Productivity trackers are like a mirror on a workday morning after a particularly convivial night: What you see is terrible, but it’s helpful to know what you’re working with. The best tracker is a passive tool that aids your efforts but that doesn’t require much more than a look.
 
RescueTime, for example, has a “forever-free” version offers tracking and reporting and thus fosters online accountability on par with iPhone’s hate-loved screen-time summary. But it also enables users to set goals. If you spend a lot of time on email, you can find out how much is too much, and you can set a goal to stop.
 
Related to RescueTime: a Chrome extension.
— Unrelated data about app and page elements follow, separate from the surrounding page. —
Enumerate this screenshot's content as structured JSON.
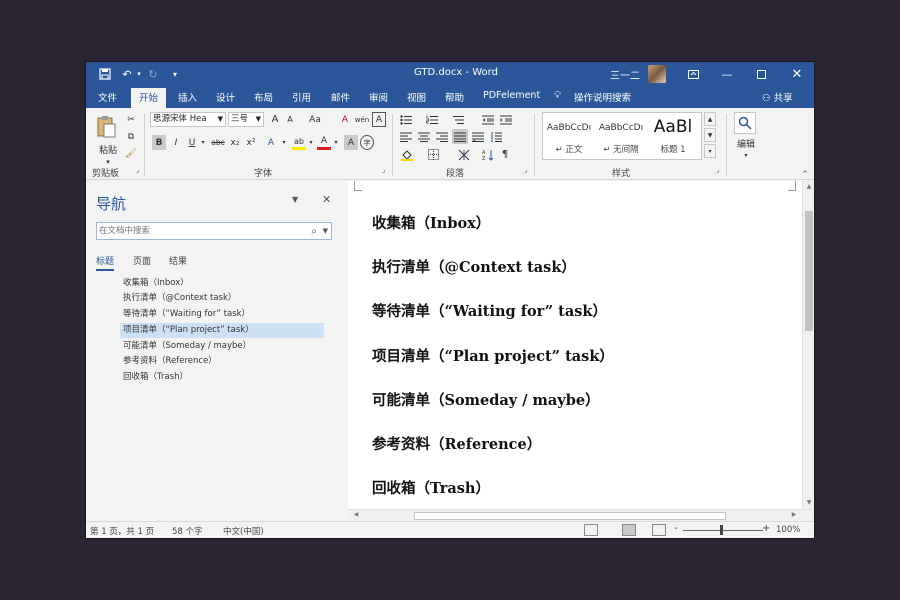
{
  "title_bar": {
    "title": "GTD.docx - Word",
    "user": "三一二",
    "qat": {
      "save_icon": "save-icon",
      "undo_icon": "undo-icon",
      "redo_icon": "redo-icon",
      "customize_icon": "customize-icon"
    },
    "window_icons": {
      "ribbon_display": "ribbon-display-icon",
      "minimize": "minimize-icon",
      "maximize": "maximize-icon",
      "close": "close-icon"
    }
  },
  "menu_tabs": [
    "文件",
    "开始",
    "插入",
    "设计",
    "布局",
    "引用",
    "邮件",
    "审阅",
    "视图",
    "帮助",
    "PDFelement"
  ],
  "menu_active": "开始",
  "tell_me": "操作说明搜索",
  "share": "共享",
  "ribbon": {
    "clipboard": {
      "paste_label": "粘贴",
      "group_label": "剪贴板"
    },
    "font": {
      "font_name": "思源宋体 Hea",
      "font_size": "三号",
      "grow": "A",
      "shrink": "A",
      "change_case": "Aa",
      "clear_format": "A",
      "phonetic": "wén",
      "char_border": "A",
      "bold": "B",
      "italic": "I",
      "underline": "U",
      "strike": "abc",
      "subscript": "x₂",
      "superscript": "x²",
      "text_effects": "A",
      "highlight": "ab",
      "font_color": "A",
      "char_shading": "A",
      "enclose": "字",
      "group_label": "字体"
    },
    "paragraph": {
      "group_label": "段落"
    },
    "styles": {
      "items": [
        {
          "sample": "AaBbCcDı",
          "name": "正文"
        },
        {
          "sample": "AaBbCcDı",
          "name": "无间隔"
        },
        {
          "sample": "AaBl",
          "name": "标题 1"
        }
      ],
      "group_label": "样式"
    },
    "editing": {
      "label": "编辑"
    }
  },
  "nav_pane": {
    "title": "导航",
    "search_placeholder": "在文档中搜索",
    "tabs": [
      "标题",
      "页面",
      "结果"
    ],
    "active_tab": "标题",
    "headings": [
      "收集箱（Inbox）",
      "执行清单（@Context task）",
      "等待清单（“Waiting for” task）",
      "项目清单（“Plan project” task）",
      "可能清单（Someday / maybe）",
      "参考资料（Reference）",
      "回收箱（Trash）"
    ],
    "selected_index": 3
  },
  "document": {
    "lines": [
      "收集箱（Inbox）",
      "执行清单（@Context task）",
      "等待清单（“Waiting for” task）",
      "项目清单（“Plan project” task）",
      "可能清单（Someday / maybe）",
      "参考资料（Reference）",
      "回收箱（Trash）"
    ]
  },
  "status_bar": {
    "page": "第 1 页，共 1 页",
    "words": "58 个字",
    "language": "中文(中国)",
    "zoom_minus": "-",
    "zoom_plus": "+",
    "zoom": "100%",
    "zoom_fraction": 0.5
  },
  "colors": {
    "accent": "#2b579a",
    "background": "#2b2433",
    "nav_selection": "#cde1f6"
  }
}
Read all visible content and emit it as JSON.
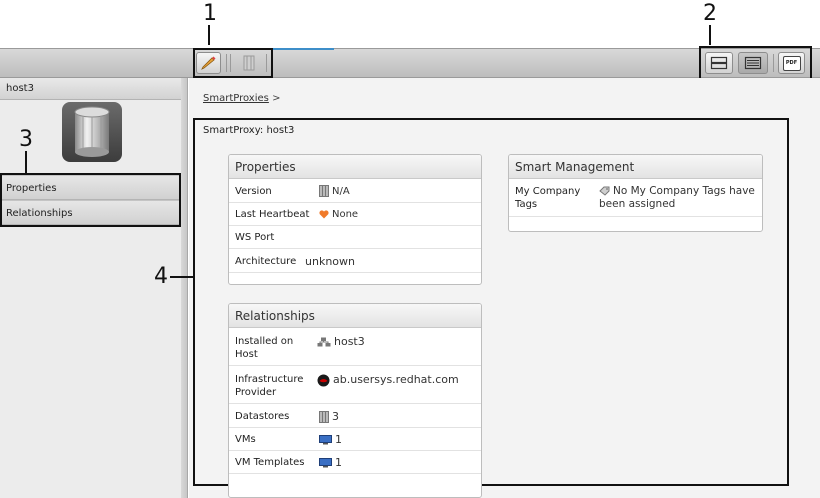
{
  "callouts": [
    "1",
    "2",
    "3",
    "4"
  ],
  "toolbar": {
    "left_buttons": [
      "edit-icon",
      "columns-icon"
    ],
    "right_buttons": [
      "grid-view-icon",
      "list-view-icon",
      "pdf-icon"
    ],
    "pdf_label": "PDF",
    "accent_color": "#3d8ec9"
  },
  "sidebar": {
    "title": "host3",
    "items": [
      {
        "label": "Properties"
      },
      {
        "label": "Relationships"
      }
    ]
  },
  "breadcrumb": {
    "link": "SmartProxies",
    "separator": ">"
  },
  "page_title": "SmartProxy: host3",
  "properties": {
    "title": "Properties",
    "rows": [
      {
        "label": "Version",
        "value": "N/A",
        "icon": "columns-icon"
      },
      {
        "label": "Last Heartbeat",
        "value": "None",
        "icon": "heart-icon"
      },
      {
        "label": "WS Port",
        "value": ""
      },
      {
        "label": "Architecture",
        "value": "unknown"
      }
    ]
  },
  "relationships": {
    "title": "Relationships",
    "rows": [
      {
        "label": "Installed on Host",
        "value": "host3",
        "icon": "host-icon"
      },
      {
        "label": "Infrastructure Provider",
        "value": "ab.usersys.redhat.com",
        "icon": "redhat-icon"
      },
      {
        "label": "Datastores",
        "value": "3",
        "icon": "datastore-icon"
      },
      {
        "label": "VMs",
        "value": "1",
        "icon": "vm-icon"
      },
      {
        "label": "VM Templates",
        "value": "1",
        "icon": "vm-icon"
      }
    ]
  },
  "smart_management": {
    "title": "Smart Management",
    "rows": [
      {
        "label": "My Company Tags",
        "value": "No My Company Tags have been assigned",
        "icon": "tag-icon"
      }
    ]
  }
}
The bare-bones web time-tracker is good for people (not me/me) who like having a tiny clock ticking dictatorially away in their browser. The counting may provoke complicated emotions—anxiety, annoyance, rage—but some people like the fight-or-flight mindset it triggers
 
Followup is a high-maintenance-to-be-low-maintenance app, but, alas, it doesn’t have a forever-free version. What it does have (for a steep $18.00/month), is email tracking capability. You’ll spend more time “processing” emails, but less time remembering when to respond to and then actually responding to them. If your work depends on networking, on bids and proposals, or on project-managed teams, Followup is a more powerful, more comprehensive, and far more active and participatory Gmail-nudge.
 
While I frequently wonder why productivity apps are even necessary—why do I sabotage my productivity when I definitely don’t want to (and when my time is so short)—until I answer that question in a way that permanently changes my behavior, I’m relying on apps like these.